Despite my whining about minor issues, things are going very well. 

I’m fascinated by the fuzz on my head.  I keep touching it so often that I’m afraid I’ll rub it off. Grow, hair, grow!

Only 3 more chemo treatments to go.!

Thursday, January 30, 2014

News Flash!!

My hair is growing!  Film at 11. 

Well, no film at 11 or any other time, but hair is returning to my head.  I use a magnifying mirror to put on my eyebrows; and this morning I noticed teeny tiny fuzz beginning to show on my scalp.


Monday, January 20, 2014

Taking my life baby steps...maybe


My current chemo drug, Taxol, is much easier than the previous drug cocktail.  Easier side effects.  And even though I’m still coughing, I’m pretty much over the awful cold I had starting the new year. So I was feeling pretty good and decided that it’s time to start getting back to normal. 

First step was attending the January meeting of the Indian River Genealogy Society.  We don’t meet over the summer because so many members are snow birds; and many of the permanent residents travel to escape the Florida summer. But I’d missed every meeting since they resumed in September. It felt good to be back seeing familiar faces and a bunch of new ones, too.  The speaker gave an excellent presentation and I was inspired to get back to digging up dead relatives. 

Then I had my weekly chemo a couple of days later and my new reality came back.  There’s a new normal that has replaced the old normal.  It will definitely be baby steps taking my life back. 

I hadn’t been on for a long time so I went back to check on al the hints that have accumulated over the past several months. (Those little leaves they show you in their TV ads)  That was on Friday – day after chemo.  I couldn’t do it.  My brain was just too fuzzy and I couldn’t concentrate at all.
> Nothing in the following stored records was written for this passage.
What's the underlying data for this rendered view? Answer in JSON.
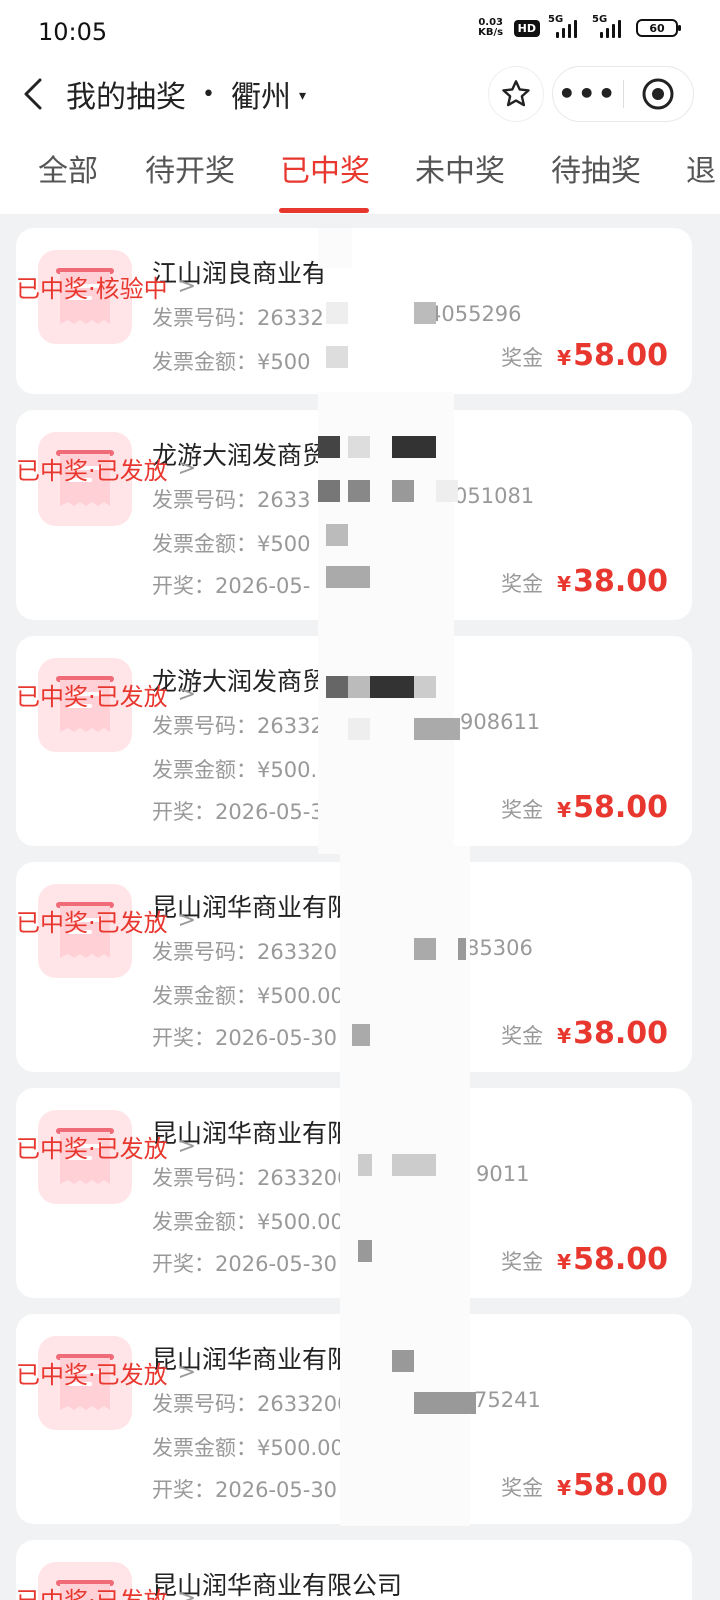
{
  "status_bar": {
    "time": "10:05",
    "net_speed_value": "0.03",
    "net_speed_unit": "KB/s",
    "hd_label": "HD",
    "signal_1": "5G",
    "signal_2": "5G",
    "battery": "60"
  },
  "nav": {
    "title": "我的抽奖",
    "separator": "•",
    "city": "衢州",
    "caret": "▾",
    "more": "•••"
  },
  "tabs": [
    {
      "label": "全部"
    },
    {
      "label": "待开奖"
    },
    {
      "label": "已中奖"
    },
    {
      "label": "未中奖"
    },
    {
      "label": "待抽奖"
    },
    {
      "label": "退"
    }
  ],
  "labels": {
    "invoice_no": "发票号码：",
    "invoice_amount": "发票金额：",
    "draw": "开奖：",
    "prize": "奖金",
    "currency": "¥",
    "chevron": ">"
  },
  "cards": [
    {
      "name": "江山润良商业有",
      "status": "已中奖·核验中",
      "invoice_no": "26332",
      "invoice_tail": "4055296",
      "amount": "¥500",
      "draw": "",
      "prize": "58.00"
    },
    {
      "name": "龙游大润发商贸",
      "status": "已中奖·已发放",
      "invoice_no": "2633",
      "invoice_tail": "051081",
      "amount": "¥500",
      "draw": "2026-05-",
      "prize": "38.00"
    },
    {
      "name": "龙游大润发商贸",
      "status": "已中奖·已发放",
      "invoice_no": "26332",
      "invoice_tail": "908611",
      "amount": "¥500.0",
      "draw": "2026-05-3",
      "prize": "58.00"
    },
    {
      "name": "昆山润华商业有限",
      "status": "已中奖·已发放",
      "invoice_no": "263320",
      "invoice_tail": "85306",
      "amount": "¥500.00",
      "draw": "2026-05-30",
      "prize": "38.00"
    },
    {
      "name": "昆山润华商业有限",
      "status": "已中奖·已发放",
      "invoice_no": "2633200",
      "invoice_tail": "9011",
      "amount": "¥500.00",
      "draw": "2026-05-30 (",
      "prize": "58.00"
    },
    {
      "name": "昆山润华商业有限",
      "status": "已中奖·已发放",
      "invoice_no": "26332000",
      "invoice_tail": "75241",
      "amount": "¥500.00",
      "draw": "2026-05-30 0",
      "prize": "58.00"
    },
    {
      "name": "昆山润华商业有限公司",
      "status": "已中奖·已发放",
      "invoice_no": "",
      "invoice_tail": "",
      "amount": "",
      "draw": "",
      "prize": ""
    }
  ]
}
Very frustrating. I tried again on Saturday but made little progress.  Finally on Sunday, I was able to review many of the hints and add a few facts to some people on my trees. But I stuck to the simple ones and left the more complex ones for later. 

My new normal is that I’m pretty much ok on Monday, Tuesday and Wednesday. Thursday is chemo day so that’s a complete loss. Friday and Saturday are days for not trying to think too much, reading light stuff, and playing easy computer games. Sunday is not bad.   I’m not taking two naps a day anymore and some days don’t take a nap at all.  
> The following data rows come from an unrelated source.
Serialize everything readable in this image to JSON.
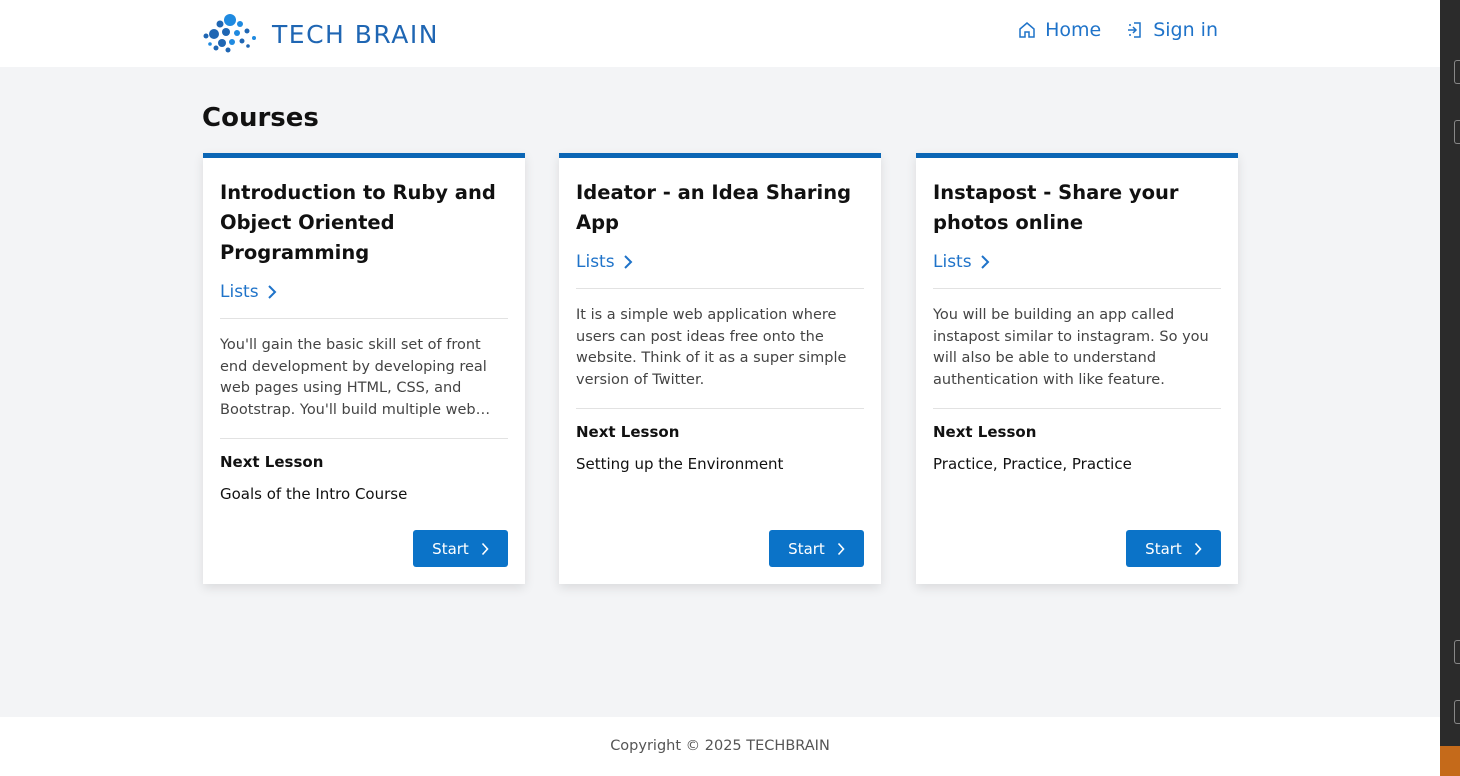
{
  "brand": {
    "name": "TECH BRAIN",
    "color": "#1f66b3"
  },
  "nav": {
    "home": {
      "label": "Home",
      "icon": "home-icon"
    },
    "signin": {
      "label": "Sign in",
      "icon": "sign-in-icon"
    }
  },
  "page": {
    "title": "Courses"
  },
  "courses": [
    {
      "title": "Introduction to Ruby and Object Oriented Programming",
      "lists_label": "Lists",
      "description": "You'll gain the basic skill set of front end development by developing real web pages using HTML, CSS, and Bootstrap. You'll build multiple web pages and learn how to make them responsive.",
      "next_lesson_label": "Next Lesson",
      "next_lesson": "Goals of the Intro Course",
      "start_label": "Start"
    },
    {
      "title": "Ideator - an Idea Sharing App",
      "lists_label": "Lists",
      "description": "It is a simple web application where users can post ideas free onto the website. Think of it as a super simple version of Twitter.",
      "next_lesson_label": "Next Lesson",
      "next_lesson": "Setting up the Environment",
      "start_label": "Start"
    },
    {
      "title": "Instapost - Share your photos online",
      "lists_label": "Lists",
      "description": "You will be building an app called instapost similar to instagram. So you will also be able to understand authentication with like feature.",
      "next_lesson_label": "Next Lesson",
      "next_lesson": "Practice, Practice, Practice",
      "start_label": "Start"
    }
  ],
  "footer": {
    "copyright": "Copyright © 2025 TECHBRAIN"
  },
  "colors": {
    "accent": "#0b73c8",
    "card_border": "#0b66b5",
    "background": "#f3f4f6"
  }
}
This is progress. 

Only 7 more weeks of chemo.




Sunday, January 5, 2014

Happy New Year

2013 wasn’t the best year for me so I’m happy to be in 2014.  At least I will be finished with treatments sometime this Spring.   

The holidays sucked.  Neal came down with a terribly bad cold just before Christmas and of course I got it too.  It’s really a nasty one and knocked both of us on our tails. We mostly just sat around coughing and blowing our noses. On New Year’s Eve we had a bottle of champagne and were in bed by 9 p.m. 
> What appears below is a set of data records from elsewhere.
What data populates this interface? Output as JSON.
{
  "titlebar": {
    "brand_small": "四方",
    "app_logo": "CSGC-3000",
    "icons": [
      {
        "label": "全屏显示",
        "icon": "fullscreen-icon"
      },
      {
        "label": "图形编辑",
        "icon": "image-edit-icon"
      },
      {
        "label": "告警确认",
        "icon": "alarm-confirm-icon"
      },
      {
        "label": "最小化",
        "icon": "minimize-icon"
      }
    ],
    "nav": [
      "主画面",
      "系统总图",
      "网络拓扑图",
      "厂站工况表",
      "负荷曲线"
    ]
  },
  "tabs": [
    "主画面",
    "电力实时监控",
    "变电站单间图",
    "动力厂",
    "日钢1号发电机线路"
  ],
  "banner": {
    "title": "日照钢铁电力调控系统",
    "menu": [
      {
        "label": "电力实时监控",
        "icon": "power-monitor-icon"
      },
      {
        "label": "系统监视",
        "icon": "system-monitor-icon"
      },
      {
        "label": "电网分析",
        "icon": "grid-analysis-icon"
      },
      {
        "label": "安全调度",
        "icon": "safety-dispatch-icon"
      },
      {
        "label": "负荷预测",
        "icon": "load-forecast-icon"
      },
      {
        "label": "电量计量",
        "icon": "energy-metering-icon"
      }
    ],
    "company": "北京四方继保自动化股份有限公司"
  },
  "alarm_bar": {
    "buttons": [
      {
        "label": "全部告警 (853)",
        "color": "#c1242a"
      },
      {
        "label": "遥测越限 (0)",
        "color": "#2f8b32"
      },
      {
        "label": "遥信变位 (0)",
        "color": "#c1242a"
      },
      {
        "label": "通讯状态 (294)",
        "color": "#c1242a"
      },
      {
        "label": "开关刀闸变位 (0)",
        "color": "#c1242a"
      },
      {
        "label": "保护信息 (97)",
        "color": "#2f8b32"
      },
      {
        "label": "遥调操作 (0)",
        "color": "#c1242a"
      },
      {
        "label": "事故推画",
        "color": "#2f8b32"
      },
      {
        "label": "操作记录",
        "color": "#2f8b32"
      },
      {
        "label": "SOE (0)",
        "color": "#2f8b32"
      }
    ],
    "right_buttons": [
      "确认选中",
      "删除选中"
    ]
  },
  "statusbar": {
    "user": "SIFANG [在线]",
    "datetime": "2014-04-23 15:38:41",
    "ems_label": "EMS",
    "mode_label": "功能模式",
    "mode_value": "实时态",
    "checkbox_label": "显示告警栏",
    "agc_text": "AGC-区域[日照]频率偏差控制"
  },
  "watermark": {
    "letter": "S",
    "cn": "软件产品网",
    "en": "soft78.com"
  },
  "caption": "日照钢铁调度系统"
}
Other than being sick, things are still going pretty well.   

One of the oncology nurses told me that my hair might begin coming back while on Taxol, but the opposite has happened.  I have even less stubble on my scalp and now my eyebrows and eyelashes are gone.  I miss my eyebrows.  Now that this cold is starting to clear up, maybe I’ll feel like practicing with an eyebrow pencil. My brows have always been so dark that I never needed one before. 

I’ve also started having some nail issues.  One of my fingernails is starting to come off.  It’s a common side effect of Taxol so it is not a surprise. I’ve had only 3 treatments so far with 9 yet to come so who knows what will happen to my nails.  “Chemo nails” are as common as “Chemo brain”. 

As always the net is a huge source of support and information. The best site so far is  The discussion groups there are populated by women from all over and with about every variation of the breast cancer experience there is.  There are women who don’t have cancer but are fearful of it; and at the other end of the spectrum are those with Stage 4 cancer and multiple metastases; and everything in between.  It’s a great place for learning, for getting advice, and the cancer humor (yes, humor) is priceless. They are my new BFFs.

I wish you all a happy and healthy new year.